32 PNG (PORTABLE NETWORK GRAPHICS) SPECIFICATION Compression method/flags code: 1 byte Additional flags/check bits: 1 byte Compressed data blocks: n bytes Check value: 4 bytesFurther details on this format are given in the zlib speciﬁcation [RFC-1950].For PNG compression method 0, the zlib compression method/ﬂags code must specify method code 8 (“de-ﬂate” compression) and an LZ77 window size of not more than 32768 bytes. Note that the zlib compressionmethod number is not the same as the PNG compression method number. The additional ﬂags must not spec-ify a preset dictionary. A PNG decoder must be able to decompress any valid zlib datastream that satisﬁesthese additional constraints.If the data to be compressed contains 16384 bytes or fewer, the encoder can set the window size by roundingup to a power of 2 (256 minimum). This decreases the memory required not only for encoding but also fordecoding, without adversely affecting the compression ratio.The compressed data within the zlib datastream is stored as a series of blocks, each of which can represent raw(uncompressed) data, LZ77-compressed data encoded with ﬁxed Huffman codes, or LZ77-compressed dataencoded with custom Huffman codes. A marker bit in the ﬁnal block identiﬁes it as the last block, allowingthe decoder to recognize the end of the compressed datastream. Further details on the compression algorithmand the encoding are given in the deﬂate speciﬁcation [RFC-1951].The check value stored at the end of the zlib datastream is calculated on the uncompressed data representedby the datastream. Note that the algorithm used is not the same as the CRC calculation used for PNG chunkcheck values. The zlib check value is useful mainly as a cross-check that the deﬂate and inﬂate algorithmsare implemented correctly. Verifying the chunk CRCs provides adequate conﬁdence that the PNG ﬁle hasbeen transmitted undamaged.In a PNG ﬁle, the concatenation of the contents of all the IDAT chunks makes up a zlib datastream as speciﬁedabove. This datastream decompresses to ﬁltered image data as described elsewhere in this document.It is important to emphasize that the boundaries between IDAT chunks are arbitrary and can fall anywherein the zlib datastream. There is not necessarily any correlation between IDAT chunk boundaries and deﬂateblock boundaries or any other feature of the zlib data. For example, it is entirely possible for the terminatingzlib check value to be split across IDAT chunks.In the same vein, there is no required correlation between the structure of the image data (i.e., scanline bound-aries) and deﬂate block boundaries or IDAT chunk boundaries.
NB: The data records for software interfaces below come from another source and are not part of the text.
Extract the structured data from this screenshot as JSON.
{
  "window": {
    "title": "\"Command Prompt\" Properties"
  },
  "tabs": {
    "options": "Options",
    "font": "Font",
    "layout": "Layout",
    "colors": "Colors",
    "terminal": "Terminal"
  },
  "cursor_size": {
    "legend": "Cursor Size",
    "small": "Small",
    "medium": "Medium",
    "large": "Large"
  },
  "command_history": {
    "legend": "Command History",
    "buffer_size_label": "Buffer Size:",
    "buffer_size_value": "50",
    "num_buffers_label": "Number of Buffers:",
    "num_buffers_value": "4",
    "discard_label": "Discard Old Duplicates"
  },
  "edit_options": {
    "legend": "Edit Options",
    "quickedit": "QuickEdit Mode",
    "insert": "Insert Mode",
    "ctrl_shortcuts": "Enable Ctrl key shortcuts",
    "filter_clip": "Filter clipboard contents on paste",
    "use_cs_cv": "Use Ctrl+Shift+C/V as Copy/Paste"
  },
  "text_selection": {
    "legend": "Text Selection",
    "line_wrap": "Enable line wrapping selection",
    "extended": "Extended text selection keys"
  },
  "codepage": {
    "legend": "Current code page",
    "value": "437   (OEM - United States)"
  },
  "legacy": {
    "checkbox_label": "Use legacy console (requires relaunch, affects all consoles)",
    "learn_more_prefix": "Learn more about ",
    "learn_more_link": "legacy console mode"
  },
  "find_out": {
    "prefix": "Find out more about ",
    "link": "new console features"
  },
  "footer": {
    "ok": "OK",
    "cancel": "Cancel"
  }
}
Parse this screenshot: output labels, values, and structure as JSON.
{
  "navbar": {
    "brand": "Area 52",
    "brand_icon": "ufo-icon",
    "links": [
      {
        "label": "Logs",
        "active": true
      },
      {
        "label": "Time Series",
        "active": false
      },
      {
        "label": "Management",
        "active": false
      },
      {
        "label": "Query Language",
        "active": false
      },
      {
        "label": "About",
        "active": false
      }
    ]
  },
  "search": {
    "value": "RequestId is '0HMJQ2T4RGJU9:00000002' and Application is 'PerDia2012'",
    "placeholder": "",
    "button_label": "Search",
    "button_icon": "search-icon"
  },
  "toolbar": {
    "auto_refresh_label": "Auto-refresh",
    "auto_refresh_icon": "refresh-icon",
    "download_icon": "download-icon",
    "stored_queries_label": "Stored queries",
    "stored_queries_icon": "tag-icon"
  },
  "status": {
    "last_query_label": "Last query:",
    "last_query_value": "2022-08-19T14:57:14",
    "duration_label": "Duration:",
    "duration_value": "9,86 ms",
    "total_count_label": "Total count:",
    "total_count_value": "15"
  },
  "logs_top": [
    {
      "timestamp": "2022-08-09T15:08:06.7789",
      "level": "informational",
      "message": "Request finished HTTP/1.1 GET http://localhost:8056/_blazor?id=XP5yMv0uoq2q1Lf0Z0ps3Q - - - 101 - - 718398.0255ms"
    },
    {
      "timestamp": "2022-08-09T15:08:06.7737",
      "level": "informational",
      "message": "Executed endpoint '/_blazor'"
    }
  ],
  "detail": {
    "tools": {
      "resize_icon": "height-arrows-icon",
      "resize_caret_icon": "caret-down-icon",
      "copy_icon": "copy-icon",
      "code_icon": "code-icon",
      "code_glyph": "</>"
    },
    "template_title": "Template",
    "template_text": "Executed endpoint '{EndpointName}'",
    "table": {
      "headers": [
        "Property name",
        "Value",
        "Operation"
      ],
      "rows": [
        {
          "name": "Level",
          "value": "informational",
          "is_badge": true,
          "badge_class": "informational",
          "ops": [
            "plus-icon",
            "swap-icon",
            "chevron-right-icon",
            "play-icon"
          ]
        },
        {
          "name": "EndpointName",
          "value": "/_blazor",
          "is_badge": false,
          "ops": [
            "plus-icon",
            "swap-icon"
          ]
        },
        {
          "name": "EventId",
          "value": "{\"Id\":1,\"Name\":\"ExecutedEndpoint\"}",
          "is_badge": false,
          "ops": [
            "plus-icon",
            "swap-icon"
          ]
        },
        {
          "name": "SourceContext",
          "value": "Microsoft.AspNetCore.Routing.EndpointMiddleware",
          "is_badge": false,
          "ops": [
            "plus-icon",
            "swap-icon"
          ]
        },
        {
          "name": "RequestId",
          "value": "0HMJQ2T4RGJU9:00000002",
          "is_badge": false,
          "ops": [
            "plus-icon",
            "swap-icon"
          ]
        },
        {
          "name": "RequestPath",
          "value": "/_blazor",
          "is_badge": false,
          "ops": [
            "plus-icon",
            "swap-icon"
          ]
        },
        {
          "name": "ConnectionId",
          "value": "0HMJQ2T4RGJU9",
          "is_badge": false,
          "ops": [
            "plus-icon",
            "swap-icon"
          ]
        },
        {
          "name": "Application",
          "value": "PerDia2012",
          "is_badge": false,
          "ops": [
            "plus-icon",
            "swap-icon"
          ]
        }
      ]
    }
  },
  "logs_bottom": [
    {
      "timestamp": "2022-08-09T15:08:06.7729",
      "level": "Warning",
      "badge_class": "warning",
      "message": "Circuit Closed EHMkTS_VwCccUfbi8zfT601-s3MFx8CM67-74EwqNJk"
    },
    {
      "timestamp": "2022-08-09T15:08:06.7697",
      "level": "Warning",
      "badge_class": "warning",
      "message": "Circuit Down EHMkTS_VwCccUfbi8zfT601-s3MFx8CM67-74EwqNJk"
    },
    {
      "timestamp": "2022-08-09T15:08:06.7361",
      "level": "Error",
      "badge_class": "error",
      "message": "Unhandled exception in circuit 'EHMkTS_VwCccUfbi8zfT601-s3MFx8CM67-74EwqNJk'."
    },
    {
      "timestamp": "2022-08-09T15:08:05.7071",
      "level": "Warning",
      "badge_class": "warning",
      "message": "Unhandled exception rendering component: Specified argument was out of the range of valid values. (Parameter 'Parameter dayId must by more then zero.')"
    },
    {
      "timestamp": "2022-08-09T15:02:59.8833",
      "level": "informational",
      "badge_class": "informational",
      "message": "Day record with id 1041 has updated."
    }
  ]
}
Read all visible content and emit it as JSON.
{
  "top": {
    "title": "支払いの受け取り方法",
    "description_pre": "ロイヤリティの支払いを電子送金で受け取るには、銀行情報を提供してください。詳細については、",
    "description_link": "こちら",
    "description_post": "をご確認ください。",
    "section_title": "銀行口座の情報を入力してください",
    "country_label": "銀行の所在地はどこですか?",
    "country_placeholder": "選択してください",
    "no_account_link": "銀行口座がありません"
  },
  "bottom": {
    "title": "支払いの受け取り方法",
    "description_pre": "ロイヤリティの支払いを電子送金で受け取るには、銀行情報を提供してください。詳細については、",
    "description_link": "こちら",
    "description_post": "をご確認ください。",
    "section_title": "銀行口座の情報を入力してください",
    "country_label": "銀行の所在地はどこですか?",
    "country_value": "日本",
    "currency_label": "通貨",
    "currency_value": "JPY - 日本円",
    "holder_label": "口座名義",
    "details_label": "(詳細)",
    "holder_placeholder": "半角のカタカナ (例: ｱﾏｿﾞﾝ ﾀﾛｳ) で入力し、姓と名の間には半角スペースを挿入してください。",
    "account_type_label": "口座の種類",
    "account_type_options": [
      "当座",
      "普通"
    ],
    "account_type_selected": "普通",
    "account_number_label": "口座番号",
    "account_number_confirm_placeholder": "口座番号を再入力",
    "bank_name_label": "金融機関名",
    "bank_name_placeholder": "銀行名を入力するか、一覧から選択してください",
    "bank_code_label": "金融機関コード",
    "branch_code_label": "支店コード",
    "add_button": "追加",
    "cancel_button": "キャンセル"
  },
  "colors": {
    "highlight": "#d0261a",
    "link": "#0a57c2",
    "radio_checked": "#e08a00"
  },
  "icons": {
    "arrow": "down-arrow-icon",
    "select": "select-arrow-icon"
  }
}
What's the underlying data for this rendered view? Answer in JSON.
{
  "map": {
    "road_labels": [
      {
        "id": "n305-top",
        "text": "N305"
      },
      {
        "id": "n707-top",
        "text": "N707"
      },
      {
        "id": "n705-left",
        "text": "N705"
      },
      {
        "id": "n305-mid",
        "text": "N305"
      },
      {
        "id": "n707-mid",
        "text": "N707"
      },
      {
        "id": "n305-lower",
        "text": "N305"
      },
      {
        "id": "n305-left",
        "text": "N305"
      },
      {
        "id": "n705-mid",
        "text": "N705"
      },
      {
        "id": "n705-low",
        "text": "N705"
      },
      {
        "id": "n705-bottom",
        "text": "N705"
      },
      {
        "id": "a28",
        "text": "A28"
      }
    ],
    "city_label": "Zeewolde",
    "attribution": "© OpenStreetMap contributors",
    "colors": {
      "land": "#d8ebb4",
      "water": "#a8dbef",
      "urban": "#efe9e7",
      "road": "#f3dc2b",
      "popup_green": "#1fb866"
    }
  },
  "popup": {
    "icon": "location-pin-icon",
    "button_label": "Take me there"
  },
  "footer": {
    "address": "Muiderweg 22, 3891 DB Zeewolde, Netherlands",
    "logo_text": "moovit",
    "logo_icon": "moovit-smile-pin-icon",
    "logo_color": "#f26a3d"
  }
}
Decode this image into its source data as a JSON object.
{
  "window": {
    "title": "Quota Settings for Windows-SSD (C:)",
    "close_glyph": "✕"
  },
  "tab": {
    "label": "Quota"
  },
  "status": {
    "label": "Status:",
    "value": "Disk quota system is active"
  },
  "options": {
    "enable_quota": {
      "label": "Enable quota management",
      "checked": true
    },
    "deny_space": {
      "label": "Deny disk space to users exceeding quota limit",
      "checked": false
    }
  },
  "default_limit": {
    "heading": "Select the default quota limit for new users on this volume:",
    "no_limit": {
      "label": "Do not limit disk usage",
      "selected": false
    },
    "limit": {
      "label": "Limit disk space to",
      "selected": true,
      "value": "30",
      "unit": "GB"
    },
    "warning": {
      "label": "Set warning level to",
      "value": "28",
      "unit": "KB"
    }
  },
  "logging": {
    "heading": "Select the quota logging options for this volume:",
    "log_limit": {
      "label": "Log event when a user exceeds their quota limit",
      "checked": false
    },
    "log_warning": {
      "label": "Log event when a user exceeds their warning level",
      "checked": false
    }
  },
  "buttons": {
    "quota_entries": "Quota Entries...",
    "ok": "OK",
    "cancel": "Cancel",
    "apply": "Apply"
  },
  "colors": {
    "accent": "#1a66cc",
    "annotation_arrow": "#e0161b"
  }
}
The complete image data is represented by asingle zlib datastream that is stored in some number of IDAT chunks; a decoder that assumes any more thanthis is incorrect. (Of course, some encoder implementations may emit ﬁles in which some of these structuresare indeed related. But decoders cannot rely on this.)PNG also uses zlib datastreams in iTXt, zTXt, and iCCP chunks, where the remainder of the chunk followingthe compression method byte is a zlib datastream as speciﬁed above. Unlike the image data, such datastreamsare not split across chunks; each iTXt, zTXt, or iCCP chunk contains an independent zlib datastream.Additional documentation and portable C code for deﬂate and inﬂate are available from the Info-ZIP archivesat ftp://ftp.cdrom.com/pub/infozip/.